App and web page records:
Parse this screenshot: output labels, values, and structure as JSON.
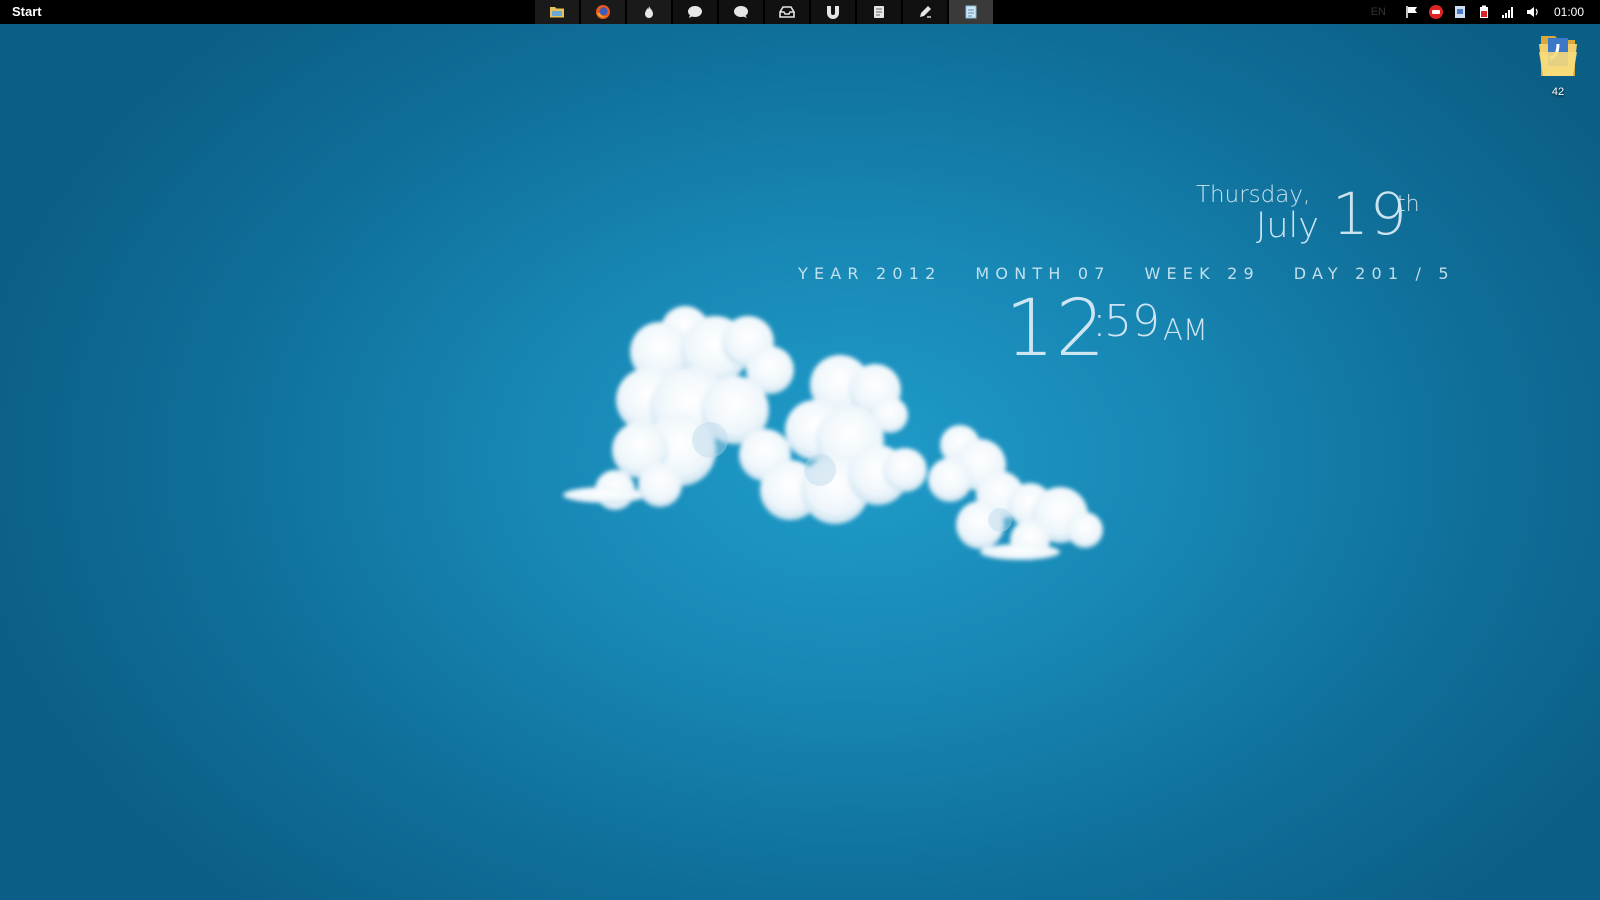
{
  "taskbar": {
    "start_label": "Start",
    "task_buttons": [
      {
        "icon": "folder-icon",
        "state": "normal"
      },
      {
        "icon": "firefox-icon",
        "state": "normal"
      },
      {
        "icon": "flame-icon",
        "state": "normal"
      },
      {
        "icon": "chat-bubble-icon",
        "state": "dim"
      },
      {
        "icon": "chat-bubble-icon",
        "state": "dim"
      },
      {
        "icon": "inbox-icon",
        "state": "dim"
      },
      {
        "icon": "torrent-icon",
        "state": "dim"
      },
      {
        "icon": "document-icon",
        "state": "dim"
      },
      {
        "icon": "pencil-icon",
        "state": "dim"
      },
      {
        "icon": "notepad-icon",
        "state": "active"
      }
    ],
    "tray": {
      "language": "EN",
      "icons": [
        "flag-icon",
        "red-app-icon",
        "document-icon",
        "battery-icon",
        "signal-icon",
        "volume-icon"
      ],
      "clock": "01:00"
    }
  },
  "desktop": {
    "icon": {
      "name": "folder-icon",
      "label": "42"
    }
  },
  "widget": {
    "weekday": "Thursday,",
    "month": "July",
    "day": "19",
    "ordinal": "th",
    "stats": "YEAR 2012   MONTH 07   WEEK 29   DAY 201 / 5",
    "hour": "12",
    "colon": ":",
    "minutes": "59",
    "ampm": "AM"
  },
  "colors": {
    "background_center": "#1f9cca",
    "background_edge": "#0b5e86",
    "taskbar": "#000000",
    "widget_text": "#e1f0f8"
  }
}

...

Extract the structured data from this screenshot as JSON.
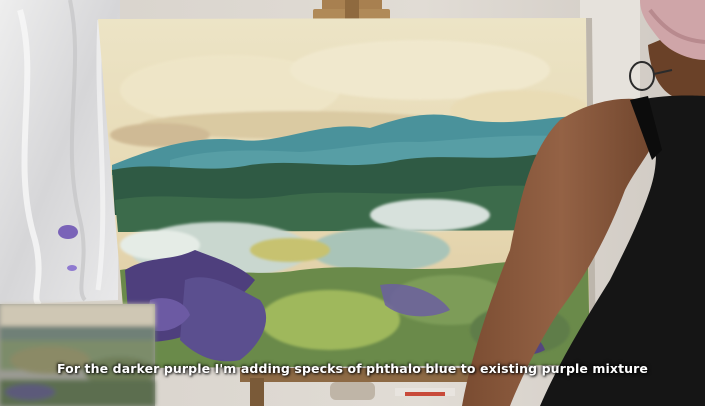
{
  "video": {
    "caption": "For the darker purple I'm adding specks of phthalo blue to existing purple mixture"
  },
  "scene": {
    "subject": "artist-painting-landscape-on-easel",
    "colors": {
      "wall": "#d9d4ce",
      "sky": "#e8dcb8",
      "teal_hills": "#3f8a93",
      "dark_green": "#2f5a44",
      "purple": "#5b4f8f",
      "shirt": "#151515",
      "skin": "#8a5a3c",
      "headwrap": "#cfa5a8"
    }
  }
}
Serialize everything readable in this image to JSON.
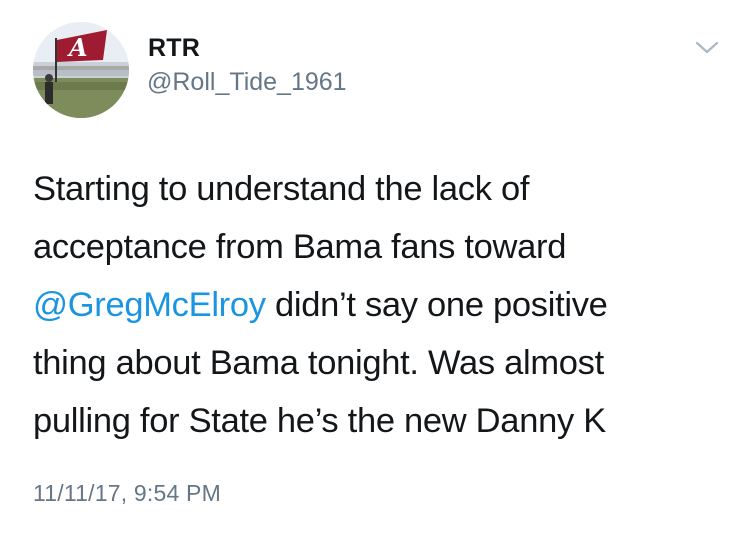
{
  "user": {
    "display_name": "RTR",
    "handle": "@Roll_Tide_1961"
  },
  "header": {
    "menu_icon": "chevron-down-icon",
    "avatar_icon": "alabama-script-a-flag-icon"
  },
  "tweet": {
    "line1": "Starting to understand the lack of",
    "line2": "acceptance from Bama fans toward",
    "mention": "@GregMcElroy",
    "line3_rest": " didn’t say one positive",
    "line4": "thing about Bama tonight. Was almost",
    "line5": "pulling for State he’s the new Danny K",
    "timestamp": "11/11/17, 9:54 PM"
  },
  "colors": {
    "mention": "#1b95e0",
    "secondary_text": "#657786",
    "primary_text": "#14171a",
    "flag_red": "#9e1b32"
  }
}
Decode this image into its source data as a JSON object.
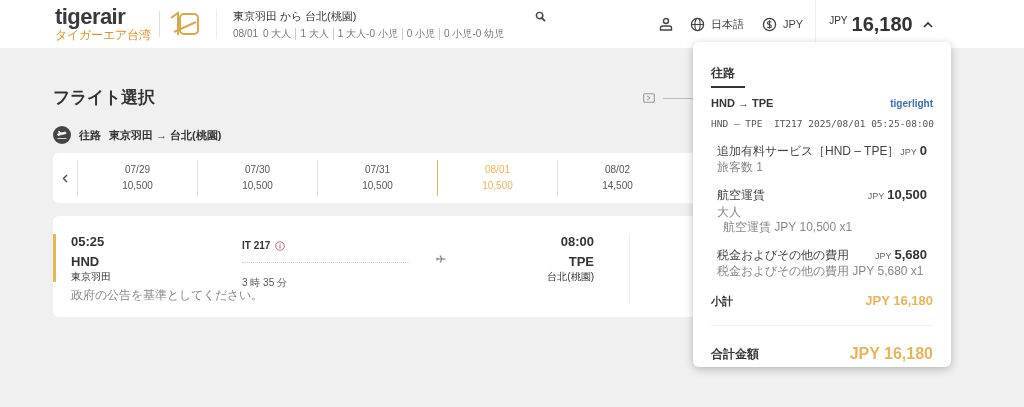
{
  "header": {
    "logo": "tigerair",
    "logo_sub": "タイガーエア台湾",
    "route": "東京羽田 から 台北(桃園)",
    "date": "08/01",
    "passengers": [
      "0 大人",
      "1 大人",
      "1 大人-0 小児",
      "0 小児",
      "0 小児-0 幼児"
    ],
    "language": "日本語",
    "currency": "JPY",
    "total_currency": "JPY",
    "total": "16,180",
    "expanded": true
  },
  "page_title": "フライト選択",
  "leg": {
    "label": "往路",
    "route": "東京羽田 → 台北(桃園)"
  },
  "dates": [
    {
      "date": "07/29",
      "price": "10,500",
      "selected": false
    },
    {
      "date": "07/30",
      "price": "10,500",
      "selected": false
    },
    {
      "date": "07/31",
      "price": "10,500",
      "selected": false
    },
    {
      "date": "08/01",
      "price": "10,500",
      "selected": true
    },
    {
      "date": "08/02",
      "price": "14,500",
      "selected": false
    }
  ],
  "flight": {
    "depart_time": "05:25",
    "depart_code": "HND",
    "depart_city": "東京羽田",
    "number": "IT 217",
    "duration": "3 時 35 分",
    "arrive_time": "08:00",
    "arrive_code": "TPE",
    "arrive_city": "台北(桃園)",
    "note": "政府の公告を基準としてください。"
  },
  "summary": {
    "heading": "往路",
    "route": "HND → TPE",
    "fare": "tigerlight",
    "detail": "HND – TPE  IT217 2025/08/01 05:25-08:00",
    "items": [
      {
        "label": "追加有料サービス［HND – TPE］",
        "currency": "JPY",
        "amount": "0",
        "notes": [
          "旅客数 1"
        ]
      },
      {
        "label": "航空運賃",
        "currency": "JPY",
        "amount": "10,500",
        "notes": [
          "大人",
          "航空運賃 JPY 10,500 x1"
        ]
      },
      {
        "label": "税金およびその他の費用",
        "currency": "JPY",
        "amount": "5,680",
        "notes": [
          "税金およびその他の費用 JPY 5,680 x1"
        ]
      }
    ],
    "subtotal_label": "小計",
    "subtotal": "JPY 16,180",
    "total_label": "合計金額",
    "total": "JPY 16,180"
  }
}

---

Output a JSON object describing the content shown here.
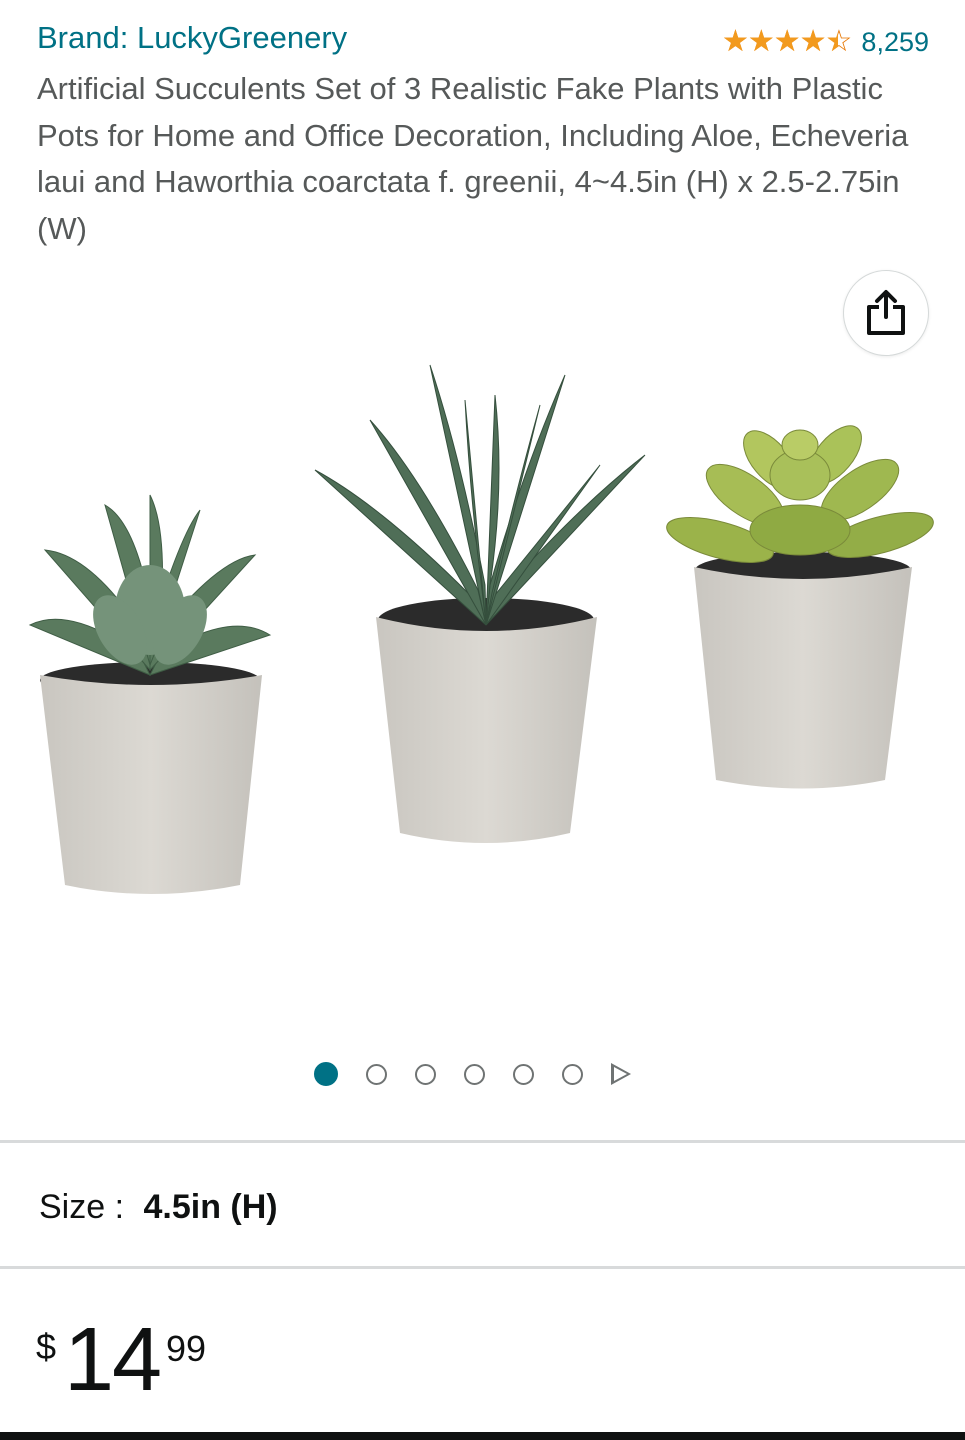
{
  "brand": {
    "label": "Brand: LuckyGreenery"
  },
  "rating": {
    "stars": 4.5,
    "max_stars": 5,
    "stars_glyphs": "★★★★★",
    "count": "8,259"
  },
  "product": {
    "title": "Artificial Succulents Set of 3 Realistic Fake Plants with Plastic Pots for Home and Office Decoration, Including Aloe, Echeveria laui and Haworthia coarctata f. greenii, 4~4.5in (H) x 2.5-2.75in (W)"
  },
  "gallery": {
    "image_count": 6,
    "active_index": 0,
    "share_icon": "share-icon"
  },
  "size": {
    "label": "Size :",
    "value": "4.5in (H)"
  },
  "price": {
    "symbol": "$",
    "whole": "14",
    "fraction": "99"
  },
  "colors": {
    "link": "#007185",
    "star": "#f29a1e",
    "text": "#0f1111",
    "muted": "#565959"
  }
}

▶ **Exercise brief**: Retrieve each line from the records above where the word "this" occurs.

▶ **Answer box**:
Parse this screenshot: output labels, values, and structure as JSON.
Extract the structured data from this screenshot as JSON.
Serialize everything readable in this image to JSON.
Decode this image into its source data as a JSON object.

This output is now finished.